Directions for this task —
Every record below must be retyped exactly, with the pictures left out.

Listed entries —
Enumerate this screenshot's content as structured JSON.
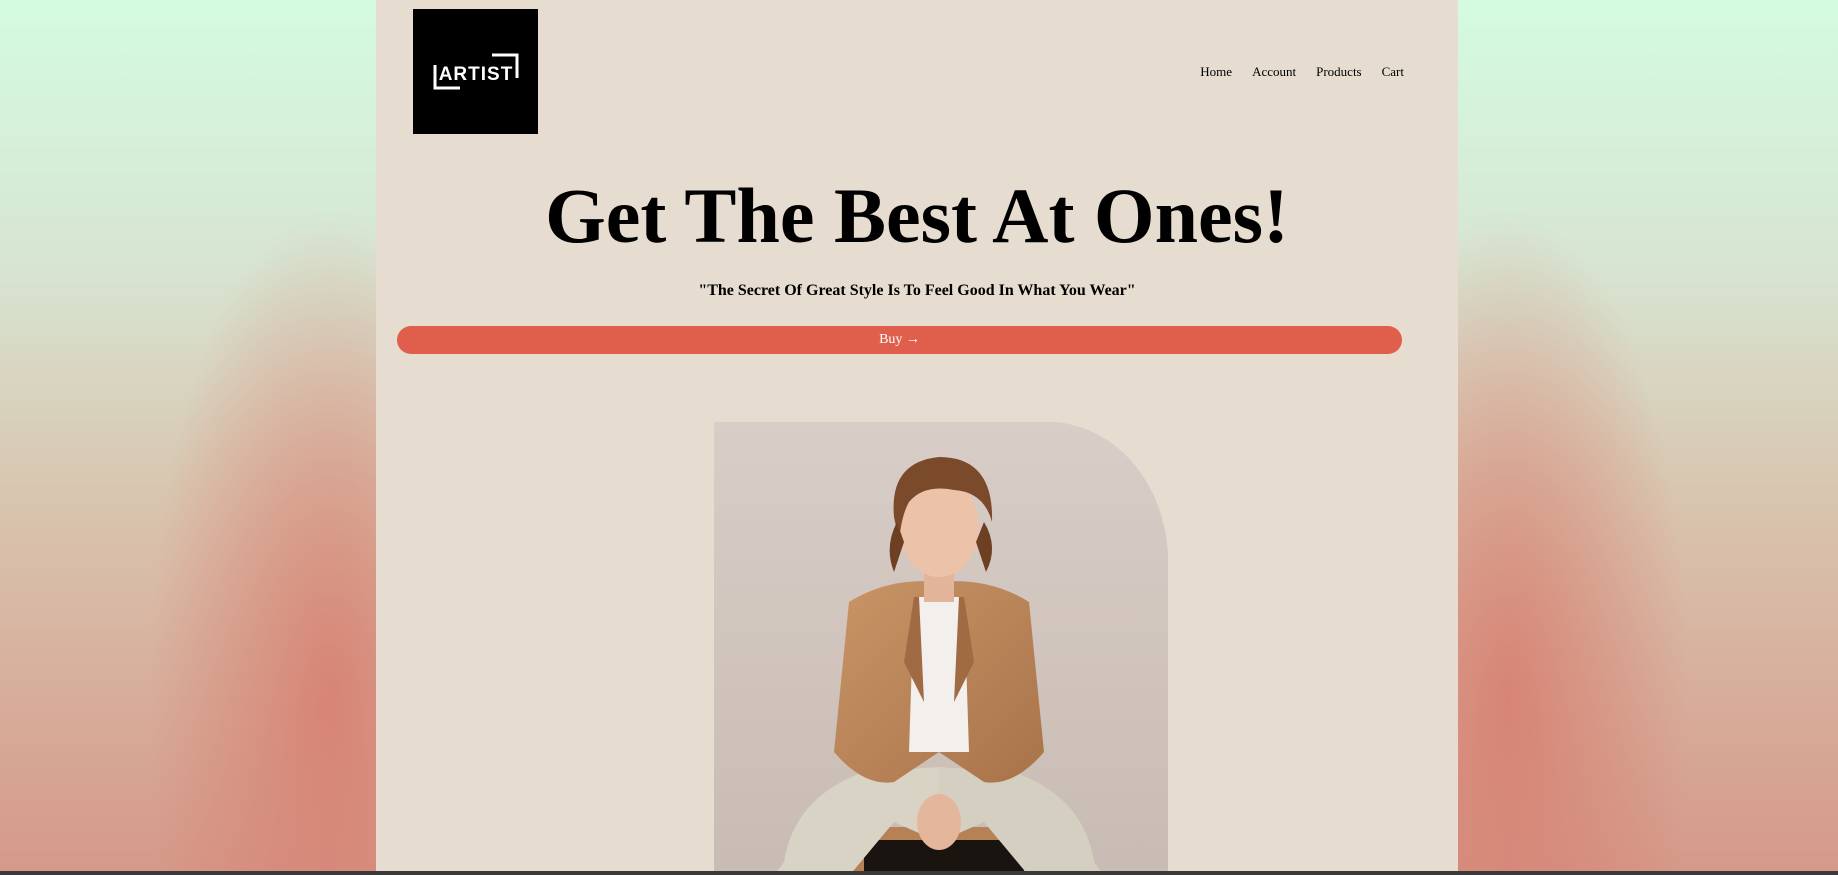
{
  "brand": {
    "logo_text": "ARTIST",
    "logo_background": "#000000",
    "logo_foreground": "#ffffff"
  },
  "nav": {
    "items": [
      {
        "label": "Home"
      },
      {
        "label": "Account"
      },
      {
        "label": "Products"
      },
      {
        "label": "Cart"
      }
    ]
  },
  "hero": {
    "title": "Get The Best At Ones!",
    "tagline": "\"The Secret Of Great Style Is To Feel Good In What You Wear\"",
    "buy_label": "Buy →",
    "buy_color": "#e05e4c"
  },
  "colors": {
    "page_background": "#e6dccf",
    "text": "#000000"
  }
}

Response —
Enumerate this screenshot's content as structured JSON.
{
  "brand": {
    "logo_text": "ARTIST",
    "logo_background": "#000000",
    "logo_foreground": "#ffffff"
  },
  "nav": {
    "items": [
      {
        "label": "Home"
      },
      {
        "label": "Account"
      },
      {
        "label": "Products"
      },
      {
        "label": "Cart"
      }
    ]
  },
  "hero": {
    "title": "Get The Best At Ones!",
    "tagline": "\"The Secret Of Great Style Is To Feel Good In What You Wear\"",
    "buy_label": "Buy →",
    "buy_color": "#e05e4c"
  },
  "colors": {
    "page_background": "#e6dccf",
    "text": "#000000"
  }
}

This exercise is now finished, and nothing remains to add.